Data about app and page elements
####

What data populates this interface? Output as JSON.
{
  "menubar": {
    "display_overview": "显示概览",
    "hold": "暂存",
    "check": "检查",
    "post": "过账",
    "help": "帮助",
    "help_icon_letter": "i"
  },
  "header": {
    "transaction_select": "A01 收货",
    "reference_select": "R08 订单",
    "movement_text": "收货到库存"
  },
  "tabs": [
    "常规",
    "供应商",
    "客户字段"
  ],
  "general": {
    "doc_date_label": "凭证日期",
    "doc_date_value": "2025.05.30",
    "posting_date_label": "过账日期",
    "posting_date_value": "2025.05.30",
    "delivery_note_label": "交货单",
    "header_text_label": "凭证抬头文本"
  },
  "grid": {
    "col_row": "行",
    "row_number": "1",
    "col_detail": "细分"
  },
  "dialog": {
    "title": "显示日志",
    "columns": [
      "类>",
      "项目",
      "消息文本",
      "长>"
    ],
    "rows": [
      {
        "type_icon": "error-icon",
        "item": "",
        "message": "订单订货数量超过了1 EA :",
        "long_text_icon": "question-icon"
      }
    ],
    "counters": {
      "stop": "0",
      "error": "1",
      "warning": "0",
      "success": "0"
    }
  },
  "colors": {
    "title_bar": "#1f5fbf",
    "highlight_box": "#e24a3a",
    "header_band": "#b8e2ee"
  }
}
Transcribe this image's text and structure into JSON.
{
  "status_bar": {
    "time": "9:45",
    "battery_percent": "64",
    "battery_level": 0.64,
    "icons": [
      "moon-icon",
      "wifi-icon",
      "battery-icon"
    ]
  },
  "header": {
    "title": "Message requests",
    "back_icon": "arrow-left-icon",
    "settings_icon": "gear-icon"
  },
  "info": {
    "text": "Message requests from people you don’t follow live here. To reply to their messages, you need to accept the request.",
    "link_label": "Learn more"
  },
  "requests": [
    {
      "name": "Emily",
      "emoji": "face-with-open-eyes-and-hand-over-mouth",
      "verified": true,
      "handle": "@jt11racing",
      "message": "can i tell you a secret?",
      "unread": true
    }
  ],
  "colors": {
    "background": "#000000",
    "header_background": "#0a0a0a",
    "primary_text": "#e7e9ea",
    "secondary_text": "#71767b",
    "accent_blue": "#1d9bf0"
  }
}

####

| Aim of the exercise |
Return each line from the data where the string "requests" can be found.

| Solution to the problem |
    "title": "Message requests",
    "text": "Message requests from people you don’t follow live here. To reply to their messages, you need to accept the request.",
  "requests": [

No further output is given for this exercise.